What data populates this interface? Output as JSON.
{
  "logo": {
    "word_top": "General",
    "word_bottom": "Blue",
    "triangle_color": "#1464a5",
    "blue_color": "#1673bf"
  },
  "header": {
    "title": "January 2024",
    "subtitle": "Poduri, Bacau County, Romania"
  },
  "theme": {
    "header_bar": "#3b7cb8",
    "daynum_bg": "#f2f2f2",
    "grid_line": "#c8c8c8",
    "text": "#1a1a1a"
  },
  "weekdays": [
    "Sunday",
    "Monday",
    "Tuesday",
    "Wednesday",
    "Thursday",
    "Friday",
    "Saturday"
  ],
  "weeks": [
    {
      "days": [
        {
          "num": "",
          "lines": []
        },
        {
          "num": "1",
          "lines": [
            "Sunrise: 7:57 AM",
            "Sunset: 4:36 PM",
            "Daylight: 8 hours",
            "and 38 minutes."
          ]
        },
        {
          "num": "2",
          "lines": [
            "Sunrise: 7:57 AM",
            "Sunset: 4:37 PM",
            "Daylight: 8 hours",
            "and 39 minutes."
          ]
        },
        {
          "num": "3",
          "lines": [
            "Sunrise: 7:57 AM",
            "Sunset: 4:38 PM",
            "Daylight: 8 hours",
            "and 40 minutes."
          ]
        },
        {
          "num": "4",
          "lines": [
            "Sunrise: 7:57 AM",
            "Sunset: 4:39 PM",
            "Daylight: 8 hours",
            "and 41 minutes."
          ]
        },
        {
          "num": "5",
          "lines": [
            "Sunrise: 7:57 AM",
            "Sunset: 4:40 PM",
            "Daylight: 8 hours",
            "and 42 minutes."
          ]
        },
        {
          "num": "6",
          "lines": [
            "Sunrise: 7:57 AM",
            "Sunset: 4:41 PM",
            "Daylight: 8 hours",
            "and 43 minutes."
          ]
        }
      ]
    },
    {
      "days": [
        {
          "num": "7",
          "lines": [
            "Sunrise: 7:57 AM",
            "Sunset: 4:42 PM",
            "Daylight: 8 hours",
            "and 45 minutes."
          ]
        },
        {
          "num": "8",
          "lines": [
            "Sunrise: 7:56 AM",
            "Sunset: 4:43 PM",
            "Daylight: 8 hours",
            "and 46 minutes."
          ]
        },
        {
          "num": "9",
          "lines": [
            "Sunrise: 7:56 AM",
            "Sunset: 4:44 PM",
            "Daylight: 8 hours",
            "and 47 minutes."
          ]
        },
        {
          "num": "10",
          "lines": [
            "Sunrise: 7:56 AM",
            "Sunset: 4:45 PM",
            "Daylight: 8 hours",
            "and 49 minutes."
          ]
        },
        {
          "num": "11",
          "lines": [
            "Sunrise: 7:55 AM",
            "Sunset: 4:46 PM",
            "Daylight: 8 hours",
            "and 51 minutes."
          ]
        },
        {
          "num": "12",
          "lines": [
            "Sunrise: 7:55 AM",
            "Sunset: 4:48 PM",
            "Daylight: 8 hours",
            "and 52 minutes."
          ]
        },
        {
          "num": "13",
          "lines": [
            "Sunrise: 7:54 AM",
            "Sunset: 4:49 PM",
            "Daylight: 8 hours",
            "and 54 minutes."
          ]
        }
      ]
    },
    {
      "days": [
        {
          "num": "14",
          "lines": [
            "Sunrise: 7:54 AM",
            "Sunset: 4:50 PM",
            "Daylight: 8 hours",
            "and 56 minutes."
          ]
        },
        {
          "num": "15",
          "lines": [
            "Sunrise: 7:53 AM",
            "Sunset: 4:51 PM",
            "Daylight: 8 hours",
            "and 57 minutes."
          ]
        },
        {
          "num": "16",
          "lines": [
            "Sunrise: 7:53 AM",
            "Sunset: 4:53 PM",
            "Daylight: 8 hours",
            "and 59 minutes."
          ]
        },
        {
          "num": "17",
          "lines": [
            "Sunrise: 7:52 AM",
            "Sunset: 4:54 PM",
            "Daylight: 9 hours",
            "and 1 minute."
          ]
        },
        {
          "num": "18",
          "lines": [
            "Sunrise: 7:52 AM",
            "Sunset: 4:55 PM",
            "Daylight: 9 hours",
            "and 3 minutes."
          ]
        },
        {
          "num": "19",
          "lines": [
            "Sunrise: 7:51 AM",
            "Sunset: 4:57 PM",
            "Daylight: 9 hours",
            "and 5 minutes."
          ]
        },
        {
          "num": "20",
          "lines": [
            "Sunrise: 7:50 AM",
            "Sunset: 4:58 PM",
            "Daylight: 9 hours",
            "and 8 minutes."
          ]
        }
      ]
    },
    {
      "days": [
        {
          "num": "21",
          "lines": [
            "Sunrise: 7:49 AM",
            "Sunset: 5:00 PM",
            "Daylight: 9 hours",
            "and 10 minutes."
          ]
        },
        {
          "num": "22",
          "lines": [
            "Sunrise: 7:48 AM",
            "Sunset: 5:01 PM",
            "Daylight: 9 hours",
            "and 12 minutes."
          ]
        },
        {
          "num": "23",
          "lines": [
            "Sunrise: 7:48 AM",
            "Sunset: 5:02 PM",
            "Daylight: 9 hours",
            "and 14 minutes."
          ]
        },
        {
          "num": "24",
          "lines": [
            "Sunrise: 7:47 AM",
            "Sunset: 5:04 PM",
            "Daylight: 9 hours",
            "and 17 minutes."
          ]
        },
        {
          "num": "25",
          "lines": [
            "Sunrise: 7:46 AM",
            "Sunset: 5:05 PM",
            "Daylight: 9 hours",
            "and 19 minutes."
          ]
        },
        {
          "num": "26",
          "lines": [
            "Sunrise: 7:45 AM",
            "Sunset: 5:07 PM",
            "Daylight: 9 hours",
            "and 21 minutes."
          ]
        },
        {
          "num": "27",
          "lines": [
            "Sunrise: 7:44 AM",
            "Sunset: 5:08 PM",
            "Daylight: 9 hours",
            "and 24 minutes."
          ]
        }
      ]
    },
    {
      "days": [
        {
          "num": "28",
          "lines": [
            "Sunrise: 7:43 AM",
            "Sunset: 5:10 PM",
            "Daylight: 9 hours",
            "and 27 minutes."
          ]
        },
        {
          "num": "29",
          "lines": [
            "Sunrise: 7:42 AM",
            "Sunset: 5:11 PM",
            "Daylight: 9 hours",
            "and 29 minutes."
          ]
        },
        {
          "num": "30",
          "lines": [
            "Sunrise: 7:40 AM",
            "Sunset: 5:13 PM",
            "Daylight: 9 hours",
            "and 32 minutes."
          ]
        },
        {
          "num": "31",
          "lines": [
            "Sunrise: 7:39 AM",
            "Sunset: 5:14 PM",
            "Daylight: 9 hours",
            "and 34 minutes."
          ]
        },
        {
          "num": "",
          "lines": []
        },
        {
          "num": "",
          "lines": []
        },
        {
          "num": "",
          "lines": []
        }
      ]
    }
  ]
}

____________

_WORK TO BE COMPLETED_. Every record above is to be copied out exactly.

_EXERCISE ANSWER_.
What data populates this interface? Output as JSON.
{
  "logo": {
    "word_top": "General",
    "word_bottom": "Blue",
    "triangle_color": "#1464a5",
    "blue_color": "#1673bf"
  },
  "header": {
    "title": "January 2024",
    "subtitle": "Poduri, Bacau County, Romania"
  },
  "theme": {
    "header_bar": "#3b7cb8",
    "daynum_bg": "#f2f2f2",
    "grid_line": "#c8c8c8",
    "text": "#1a1a1a"
  },
  "weekdays": [
    "Sunday",
    "Monday",
    "Tuesday",
    "Wednesday",
    "Thursday",
    "Friday",
    "Saturday"
  ],
  "weeks": [
    {
      "days": [
        {
          "num": "",
          "lines": []
        },
        {
          "num": "1",
          "lines": [
            "Sunrise: 7:57 AM",
            "Sunset: 4:36 PM",
            "Daylight: 8 hours",
            "and 38 minutes."
          ]
        },
        {
          "num": "2",
          "lines": [
            "Sunrise: 7:57 AM",
            "Sunset: 4:37 PM",
            "Daylight: 8 hours",
            "and 39 minutes."
          ]
        },
        {
          "num": "3",
          "lines": [
            "Sunrise: 7:57 AM",
            "Sunset: 4:38 PM",
            "Daylight: 8 hours",
            "and 40 minutes."
          ]
        },
        {
          "num": "4",
          "lines": [
            "Sunrise: 7:57 AM",
            "Sunset: 4:39 PM",
            "Daylight: 8 hours",
            "and 41 minutes."
          ]
        },
        {
          "num": "5",
          "lines": [
            "Sunrise: 7:57 AM",
            "Sunset: 4:40 PM",
            "Daylight: 8 hours",
            "and 42 minutes."
          ]
        },
        {
          "num": "6",
          "lines": [
            "Sunrise: 7:57 AM",
            "Sunset: 4:41 PM",
            "Daylight: 8 hours",
            "and 43 minutes."
          ]
        }
      ]
    },
    {
      "days": [
        {
          "num": "7",
          "lines": [
            "Sunrise: 7:57 AM",
            "Sunset: 4:42 PM",
            "Daylight: 8 hours",
            "and 45 minutes."
          ]
        },
        {
          "num": "8",
          "lines": [
            "Sunrise: 7:56 AM",
            "Sunset: 4:43 PM",
            "Daylight: 8 hours",
            "and 46 minutes."
          ]
        },
        {
          "num": "9",
          "lines": [
            "Sunrise: 7:56 AM",
            "Sunset: 4:44 PM",
            "Daylight: 8 hours",
            "and 47 minutes."
          ]
        },
        {
          "num": "10",
          "lines": [
            "Sunrise: 7:56 AM",
            "Sunset: 4:45 PM",
            "Daylight: 8 hours",
            "and 49 minutes."
          ]
        },
        {
          "num": "11",
          "lines": [
            "Sunrise: 7:55 AM",
            "Sunset: 4:46 PM",
            "Daylight: 8 hours",
            "and 51 minutes."
          ]
        },
        {
          "num": "12",
          "lines": [
            "Sunrise: 7:55 AM",
            "Sunset: 4:48 PM",
            "Daylight: 8 hours",
            "and 52 minutes."
          ]
        },
        {
          "num": "13",
          "lines": [
            "Sunrise: 7:54 AM",
            "Sunset: 4:49 PM",
            "Daylight: 8 hours",
            "and 54 minutes."
          ]
        }
      ]
    },
    {
      "days": [
        {
          "num": "14",
          "lines": [
            "Sunrise: 7:54 AM",
            "Sunset: 4:50 PM",
            "Daylight: 8 hours",
            "and 56 minutes."
          ]
        },
        {
          "num": "15",
          "lines": [
            "Sunrise: 7:53 AM",
            "Sunset: 4:51 PM",
            "Daylight: 8 hours",
            "and 57 minutes."
          ]
        },
        {
          "num": "16",
          "lines": [
            "Sunrise: 7:53 AM",
            "Sunset: 4:53 PM",
            "Daylight: 8 hours",
            "and 59 minutes."
          ]
        },
        {
          "num": "17",
          "lines": [
            "Sunrise: 7:52 AM",
            "Sunset: 4:54 PM",
            "Daylight: 9 hours",
            "and 1 minute."
          ]
        },
        {
          "num": "18",
          "lines": [
            "Sunrise: 7:52 AM",
            "Sunset: 4:55 PM",
            "Daylight: 9 hours",
            "and 3 minutes."
          ]
        },
        {
          "num": "19",
          "lines": [
            "Sunrise: 7:51 AM",
            "Sunset: 4:57 PM",
            "Daylight: 9 hours",
            "and 5 minutes."
          ]
        },
        {
          "num": "20",
          "lines": [
            "Sunrise: 7:50 AM",
            "Sunset: 4:58 PM",
            "Daylight: 9 hours",
            "and 8 minutes."
          ]
        }
      ]
    },
    {
      "days": [
        {
          "num": "21",
          "lines": [
            "Sunrise: 7:49 AM",
            "Sunset: 5:00 PM",
            "Daylight: 9 hours",
            "and 10 minutes."
          ]
        },
        {
          "num": "22",
          "lines": [
            "Sunrise: 7:48 AM",
            "Sunset: 5:01 PM",
            "Daylight: 9 hours",
            "and 12 minutes."
          ]
        },
        {
          "num": "23",
          "lines": [
            "Sunrise: 7:48 AM",
            "Sunset: 5:02 PM",
            "Daylight: 9 hours",
            "and 14 minutes."
          ]
        },
        {
          "num": "24",
          "lines": [
            "Sunrise: 7:47 AM",
            "Sunset: 5:04 PM",
            "Daylight: 9 hours",
            "and 17 minutes."
          ]
        },
        {
          "num": "25",
          "lines": [
            "Sunrise: 7:46 AM",
            "Sunset: 5:05 PM",
            "Daylight: 9 hours",
            "and 19 minutes."
          ]
        },
        {
          "num": "26",
          "lines": [
            "Sunrise: 7:45 AM",
            "Sunset: 5:07 PM",
            "Daylight: 9 hours",
            "and 21 minutes."
          ]
        },
        {
          "num": "27",
          "lines": [
            "Sunrise: 7:44 AM",
            "Sunset: 5:08 PM",
            "Daylight: 9 hours",
            "and 24 minutes."
          ]
        }
      ]
    },
    {
      "days": [
        {
          "num": "28",
          "lines": [
            "Sunrise: 7:43 AM",
            "Sunset: 5:10 PM",
            "Daylight: 9 hours",
            "and 27 minutes."
          ]
        },
        {
          "num": "29",
          "lines": [
            "Sunrise: 7:42 AM",
            "Sunset: 5:11 PM",
            "Daylight: 9 hours",
            "and 29 minutes."
          ]
        },
        {
          "num": "30",
          "lines": [
            "Sunrise: 7:40 AM",
            "Sunset: 5:13 PM",
            "Daylight: 9 hours",
            "and 32 minutes."
          ]
        },
        {
          "num": "31",
          "lines": [
            "Sunrise: 7:39 AM",
            "Sunset: 5:14 PM",
            "Daylight: 9 hours",
            "and 34 minutes."
          ]
        },
        {
          "num": "",
          "lines": []
        },
        {
          "num": "",
          "lines": []
        },
        {
          "num": "",
          "lines": []
        }
      ]
    }
  ]
}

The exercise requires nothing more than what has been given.